With all of the above said, becoming a refracture expert for both conventional and unconventional reservoirs would be prudent today. That is certainly not the only potential high-growth area in the industry, but it helps reinforce the benefit of being on the cutting edge.
The most significant event in my early career was when I was transitioning from the openhole wireline world to the hydraulic fracturing world in 1984–85. There were not many engineers that specialized in petrophysics and hydraulic fracturing, and I had been picked to be the product champion for Schlumberger’s “FracHite” log because of my general field engineer study on fracturing the Spraberry/Dean/Wolfcamp play. I got the opportunity to take a course at one of the SPE conferences taught by Steve Holditch that brought me to the next level with regard to fracturing. He reinforced the importance of using wireline logs to optimize fracture treatments at a time I was not certain that there was going to be traction there. Based on his endorsement of the process, I dove into the opportunity at that point and did everything I could to integrate the two disciplines.
I saw the value in integrating wireline, testing, and pumping and left Schlumberger in early 1992 to consult on that topic. The trend in the industry was too strong to ignore, and I chose to go where my customers were telling me to go.
One of the best lessons I learned in the navy was that most, if not all, of your limitations are self-imposed. This was very helpful in my early career with Schlumberger and in the subsequent years in the often highly volatile oil and gas industry.
The long-term outlook is certainly bullish; all of the forecasts for worldwide demand show we will need increasing supplies of fossil fuels. The cyclic nature of the business is a challenge, and unless you are consistently striving to be the best at what you do, the chair may not always be there when the music stops during price downturns.
When rough seas hit a ship, the first things the captain throws overboard are those that are nonessential. Strive to be essential in your jobs and your chances of staying on board improve substantially. You will also have a lot more fun in the process to boot.
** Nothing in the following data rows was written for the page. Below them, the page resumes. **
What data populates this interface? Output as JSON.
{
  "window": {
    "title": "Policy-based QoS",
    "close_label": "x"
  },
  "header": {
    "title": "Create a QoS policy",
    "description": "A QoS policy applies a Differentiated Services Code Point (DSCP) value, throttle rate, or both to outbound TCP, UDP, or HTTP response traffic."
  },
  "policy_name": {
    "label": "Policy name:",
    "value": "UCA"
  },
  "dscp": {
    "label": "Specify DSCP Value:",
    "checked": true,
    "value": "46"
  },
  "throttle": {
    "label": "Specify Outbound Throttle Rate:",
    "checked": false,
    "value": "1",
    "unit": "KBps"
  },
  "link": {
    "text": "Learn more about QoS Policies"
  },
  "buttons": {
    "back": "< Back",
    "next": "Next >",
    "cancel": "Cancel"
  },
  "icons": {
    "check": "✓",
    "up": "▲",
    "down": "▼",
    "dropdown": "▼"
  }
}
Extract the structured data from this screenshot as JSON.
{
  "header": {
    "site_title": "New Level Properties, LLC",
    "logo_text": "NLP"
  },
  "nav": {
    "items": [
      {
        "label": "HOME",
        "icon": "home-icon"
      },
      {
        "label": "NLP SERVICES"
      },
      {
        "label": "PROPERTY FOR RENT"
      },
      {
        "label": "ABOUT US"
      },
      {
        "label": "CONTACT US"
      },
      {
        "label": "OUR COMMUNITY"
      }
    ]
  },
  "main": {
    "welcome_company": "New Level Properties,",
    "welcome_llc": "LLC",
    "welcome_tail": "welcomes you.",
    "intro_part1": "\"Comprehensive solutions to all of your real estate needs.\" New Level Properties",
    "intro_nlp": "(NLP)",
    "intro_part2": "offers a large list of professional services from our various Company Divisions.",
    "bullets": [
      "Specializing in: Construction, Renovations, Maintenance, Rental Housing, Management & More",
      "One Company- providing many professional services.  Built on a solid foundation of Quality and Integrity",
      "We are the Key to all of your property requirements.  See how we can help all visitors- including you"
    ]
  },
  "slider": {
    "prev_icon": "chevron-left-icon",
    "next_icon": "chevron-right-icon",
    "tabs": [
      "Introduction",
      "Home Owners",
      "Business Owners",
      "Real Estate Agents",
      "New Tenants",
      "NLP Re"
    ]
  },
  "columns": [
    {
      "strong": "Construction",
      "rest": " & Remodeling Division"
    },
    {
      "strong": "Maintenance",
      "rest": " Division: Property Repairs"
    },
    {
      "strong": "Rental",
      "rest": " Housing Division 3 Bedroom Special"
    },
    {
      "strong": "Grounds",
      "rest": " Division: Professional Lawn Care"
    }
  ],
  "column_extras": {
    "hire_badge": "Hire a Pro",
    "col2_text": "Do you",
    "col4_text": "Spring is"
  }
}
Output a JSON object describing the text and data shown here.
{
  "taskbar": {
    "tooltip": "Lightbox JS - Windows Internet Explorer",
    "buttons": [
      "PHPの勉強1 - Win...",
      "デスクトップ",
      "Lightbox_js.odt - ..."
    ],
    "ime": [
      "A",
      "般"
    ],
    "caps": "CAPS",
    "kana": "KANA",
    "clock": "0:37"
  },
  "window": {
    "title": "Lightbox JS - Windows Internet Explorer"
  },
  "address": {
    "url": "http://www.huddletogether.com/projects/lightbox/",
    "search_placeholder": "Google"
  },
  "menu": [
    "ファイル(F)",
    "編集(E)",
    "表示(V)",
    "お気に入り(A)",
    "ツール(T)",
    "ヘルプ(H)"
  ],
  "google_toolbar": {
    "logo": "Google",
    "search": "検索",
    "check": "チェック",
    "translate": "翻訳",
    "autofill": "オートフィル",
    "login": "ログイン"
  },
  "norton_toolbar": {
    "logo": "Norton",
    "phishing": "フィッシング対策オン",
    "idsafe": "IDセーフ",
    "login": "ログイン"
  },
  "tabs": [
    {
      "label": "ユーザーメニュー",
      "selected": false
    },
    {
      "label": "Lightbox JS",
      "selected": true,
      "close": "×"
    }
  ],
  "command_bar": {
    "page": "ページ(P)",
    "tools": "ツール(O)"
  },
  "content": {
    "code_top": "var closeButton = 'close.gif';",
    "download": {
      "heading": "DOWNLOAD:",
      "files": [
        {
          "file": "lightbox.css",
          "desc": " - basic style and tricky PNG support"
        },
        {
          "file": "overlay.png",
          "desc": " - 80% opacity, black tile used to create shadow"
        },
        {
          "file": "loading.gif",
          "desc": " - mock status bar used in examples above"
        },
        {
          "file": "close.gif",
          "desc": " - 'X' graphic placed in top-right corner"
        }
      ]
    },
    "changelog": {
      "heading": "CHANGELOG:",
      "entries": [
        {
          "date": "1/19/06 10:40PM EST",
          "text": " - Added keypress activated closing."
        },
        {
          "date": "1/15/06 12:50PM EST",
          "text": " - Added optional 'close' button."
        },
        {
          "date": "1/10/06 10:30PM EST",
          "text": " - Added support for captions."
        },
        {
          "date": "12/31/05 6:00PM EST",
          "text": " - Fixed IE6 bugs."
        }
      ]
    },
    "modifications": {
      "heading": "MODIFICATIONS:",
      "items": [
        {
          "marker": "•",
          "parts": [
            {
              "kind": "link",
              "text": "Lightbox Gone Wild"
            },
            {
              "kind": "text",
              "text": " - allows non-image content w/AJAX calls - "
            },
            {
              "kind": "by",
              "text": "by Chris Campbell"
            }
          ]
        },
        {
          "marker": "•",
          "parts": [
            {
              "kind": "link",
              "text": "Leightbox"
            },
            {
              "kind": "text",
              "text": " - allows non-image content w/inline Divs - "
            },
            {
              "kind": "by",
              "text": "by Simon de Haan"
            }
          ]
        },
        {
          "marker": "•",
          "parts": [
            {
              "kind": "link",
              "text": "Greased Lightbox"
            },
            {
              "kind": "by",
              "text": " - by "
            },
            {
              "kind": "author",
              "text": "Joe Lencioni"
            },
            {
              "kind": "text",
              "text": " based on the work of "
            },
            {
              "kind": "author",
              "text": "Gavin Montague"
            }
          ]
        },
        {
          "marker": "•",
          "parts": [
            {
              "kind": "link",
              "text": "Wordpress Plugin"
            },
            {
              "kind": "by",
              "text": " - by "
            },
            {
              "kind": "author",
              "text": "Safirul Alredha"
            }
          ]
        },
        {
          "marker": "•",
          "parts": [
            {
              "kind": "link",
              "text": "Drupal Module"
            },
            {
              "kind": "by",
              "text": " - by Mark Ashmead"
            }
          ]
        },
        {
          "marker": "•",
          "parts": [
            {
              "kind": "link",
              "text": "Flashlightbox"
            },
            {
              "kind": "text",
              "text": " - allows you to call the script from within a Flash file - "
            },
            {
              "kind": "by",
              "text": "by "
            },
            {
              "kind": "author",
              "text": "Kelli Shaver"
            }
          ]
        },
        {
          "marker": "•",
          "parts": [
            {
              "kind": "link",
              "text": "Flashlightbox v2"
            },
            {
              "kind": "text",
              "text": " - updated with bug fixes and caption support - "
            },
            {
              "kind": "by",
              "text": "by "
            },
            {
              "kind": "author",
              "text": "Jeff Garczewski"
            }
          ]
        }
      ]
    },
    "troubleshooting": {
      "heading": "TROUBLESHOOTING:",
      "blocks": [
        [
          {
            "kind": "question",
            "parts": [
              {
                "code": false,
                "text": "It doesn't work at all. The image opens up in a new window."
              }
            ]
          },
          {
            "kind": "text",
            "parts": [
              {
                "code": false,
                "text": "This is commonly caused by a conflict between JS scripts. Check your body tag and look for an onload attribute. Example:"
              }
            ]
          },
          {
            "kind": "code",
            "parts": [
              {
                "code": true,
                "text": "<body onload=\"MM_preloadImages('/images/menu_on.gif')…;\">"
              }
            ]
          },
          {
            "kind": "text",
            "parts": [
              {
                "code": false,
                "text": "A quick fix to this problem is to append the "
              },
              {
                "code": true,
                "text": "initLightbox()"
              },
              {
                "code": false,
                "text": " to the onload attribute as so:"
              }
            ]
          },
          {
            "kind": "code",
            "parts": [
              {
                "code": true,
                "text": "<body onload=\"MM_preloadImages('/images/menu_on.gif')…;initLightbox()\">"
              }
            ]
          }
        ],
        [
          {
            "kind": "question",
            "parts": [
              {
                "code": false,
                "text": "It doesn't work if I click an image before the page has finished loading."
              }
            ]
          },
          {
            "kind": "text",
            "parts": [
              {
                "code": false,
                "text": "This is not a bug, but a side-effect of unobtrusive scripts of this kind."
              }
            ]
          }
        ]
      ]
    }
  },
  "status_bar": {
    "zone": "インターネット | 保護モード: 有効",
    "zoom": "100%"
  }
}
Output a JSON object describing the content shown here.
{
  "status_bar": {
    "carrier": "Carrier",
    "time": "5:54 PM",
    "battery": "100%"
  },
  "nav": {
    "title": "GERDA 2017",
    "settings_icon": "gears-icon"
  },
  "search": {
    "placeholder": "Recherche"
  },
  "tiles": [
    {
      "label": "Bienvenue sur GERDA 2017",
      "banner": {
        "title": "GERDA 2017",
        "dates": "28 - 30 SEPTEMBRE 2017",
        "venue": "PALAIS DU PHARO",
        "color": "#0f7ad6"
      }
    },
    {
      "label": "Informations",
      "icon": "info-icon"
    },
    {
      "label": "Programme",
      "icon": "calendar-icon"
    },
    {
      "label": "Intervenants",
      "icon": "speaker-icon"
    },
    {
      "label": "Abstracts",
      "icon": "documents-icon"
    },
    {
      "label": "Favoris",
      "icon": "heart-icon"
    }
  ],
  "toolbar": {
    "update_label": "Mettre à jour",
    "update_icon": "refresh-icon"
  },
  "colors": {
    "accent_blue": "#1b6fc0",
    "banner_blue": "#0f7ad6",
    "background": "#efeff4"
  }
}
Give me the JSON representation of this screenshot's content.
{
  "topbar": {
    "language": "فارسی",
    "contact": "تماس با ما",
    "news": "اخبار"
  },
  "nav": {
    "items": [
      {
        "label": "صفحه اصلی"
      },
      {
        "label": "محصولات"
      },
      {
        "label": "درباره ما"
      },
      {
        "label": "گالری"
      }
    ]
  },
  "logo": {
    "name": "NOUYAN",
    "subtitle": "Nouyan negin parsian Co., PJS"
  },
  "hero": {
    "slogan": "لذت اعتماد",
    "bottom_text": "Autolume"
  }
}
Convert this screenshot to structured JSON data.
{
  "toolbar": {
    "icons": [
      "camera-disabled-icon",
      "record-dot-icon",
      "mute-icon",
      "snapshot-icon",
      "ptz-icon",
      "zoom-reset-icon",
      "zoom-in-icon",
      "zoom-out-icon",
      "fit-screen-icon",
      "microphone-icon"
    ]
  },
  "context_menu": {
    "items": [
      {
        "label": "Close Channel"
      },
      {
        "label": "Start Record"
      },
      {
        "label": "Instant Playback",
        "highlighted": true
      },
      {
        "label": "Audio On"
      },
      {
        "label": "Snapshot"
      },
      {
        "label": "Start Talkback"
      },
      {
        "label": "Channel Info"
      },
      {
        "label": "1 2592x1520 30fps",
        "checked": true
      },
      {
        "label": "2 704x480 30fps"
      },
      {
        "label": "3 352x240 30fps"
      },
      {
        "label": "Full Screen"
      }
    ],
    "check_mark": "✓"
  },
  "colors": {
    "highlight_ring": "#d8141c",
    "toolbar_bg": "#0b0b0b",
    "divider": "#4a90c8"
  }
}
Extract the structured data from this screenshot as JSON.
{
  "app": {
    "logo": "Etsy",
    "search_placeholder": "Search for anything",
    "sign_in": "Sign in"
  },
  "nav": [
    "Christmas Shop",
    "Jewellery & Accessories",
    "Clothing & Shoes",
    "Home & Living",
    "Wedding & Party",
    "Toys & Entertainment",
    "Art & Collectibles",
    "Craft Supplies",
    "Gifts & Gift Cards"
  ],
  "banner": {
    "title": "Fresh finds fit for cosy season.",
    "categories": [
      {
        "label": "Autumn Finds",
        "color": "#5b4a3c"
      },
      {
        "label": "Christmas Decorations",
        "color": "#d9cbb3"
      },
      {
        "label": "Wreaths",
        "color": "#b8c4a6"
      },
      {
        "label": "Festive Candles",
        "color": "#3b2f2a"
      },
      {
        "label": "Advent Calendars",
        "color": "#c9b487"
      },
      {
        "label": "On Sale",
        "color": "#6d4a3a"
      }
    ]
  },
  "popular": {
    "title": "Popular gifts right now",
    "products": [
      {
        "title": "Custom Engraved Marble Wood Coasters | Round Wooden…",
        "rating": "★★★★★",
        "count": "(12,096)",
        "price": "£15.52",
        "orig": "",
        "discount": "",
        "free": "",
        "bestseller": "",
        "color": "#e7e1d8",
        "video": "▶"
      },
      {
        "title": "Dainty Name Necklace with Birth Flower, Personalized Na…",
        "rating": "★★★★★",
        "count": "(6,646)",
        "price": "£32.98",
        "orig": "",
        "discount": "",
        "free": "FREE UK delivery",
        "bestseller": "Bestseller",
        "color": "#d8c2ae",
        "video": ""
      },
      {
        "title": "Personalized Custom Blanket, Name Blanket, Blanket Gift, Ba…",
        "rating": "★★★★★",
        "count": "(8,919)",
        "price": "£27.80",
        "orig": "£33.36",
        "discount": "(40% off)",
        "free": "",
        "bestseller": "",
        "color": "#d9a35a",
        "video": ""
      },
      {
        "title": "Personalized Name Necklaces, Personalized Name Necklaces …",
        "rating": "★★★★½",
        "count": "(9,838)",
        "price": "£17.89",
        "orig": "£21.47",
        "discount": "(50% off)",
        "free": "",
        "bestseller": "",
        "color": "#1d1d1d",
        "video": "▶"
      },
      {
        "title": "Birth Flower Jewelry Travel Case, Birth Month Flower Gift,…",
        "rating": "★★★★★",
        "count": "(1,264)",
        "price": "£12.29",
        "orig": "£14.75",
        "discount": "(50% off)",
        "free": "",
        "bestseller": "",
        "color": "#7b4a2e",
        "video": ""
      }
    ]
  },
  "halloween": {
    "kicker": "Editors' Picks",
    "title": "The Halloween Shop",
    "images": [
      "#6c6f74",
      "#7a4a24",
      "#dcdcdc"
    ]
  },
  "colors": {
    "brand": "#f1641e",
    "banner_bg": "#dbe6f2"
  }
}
Bob Barba is the president and chief executive officer of Integrated Energy Services. He spent the first 10 years of his career with Schlumberger as an openhole field engineer, sales engineer, and product development manager. While at Schlumberger, Barba was a pioneer in integrating wireline, testing, and pumping inputs to optimize hydraulic fracture treatments. He has since spent 24 years consulting on petrophysics and completion optimization. He served as a SPE Distinguished Lecturer on integrating petrophysics with the hydraulic fracture treatment optimization process. His recent projects have integrated petrophysics with completions in organic shale reservoirs in the Wolfcamp, Bone Springs, Marcellus, Utica, Cline, Eagle Ford, and Bakken. Barba holds a BS from the US Naval Academy and an MBA from the University of Florida.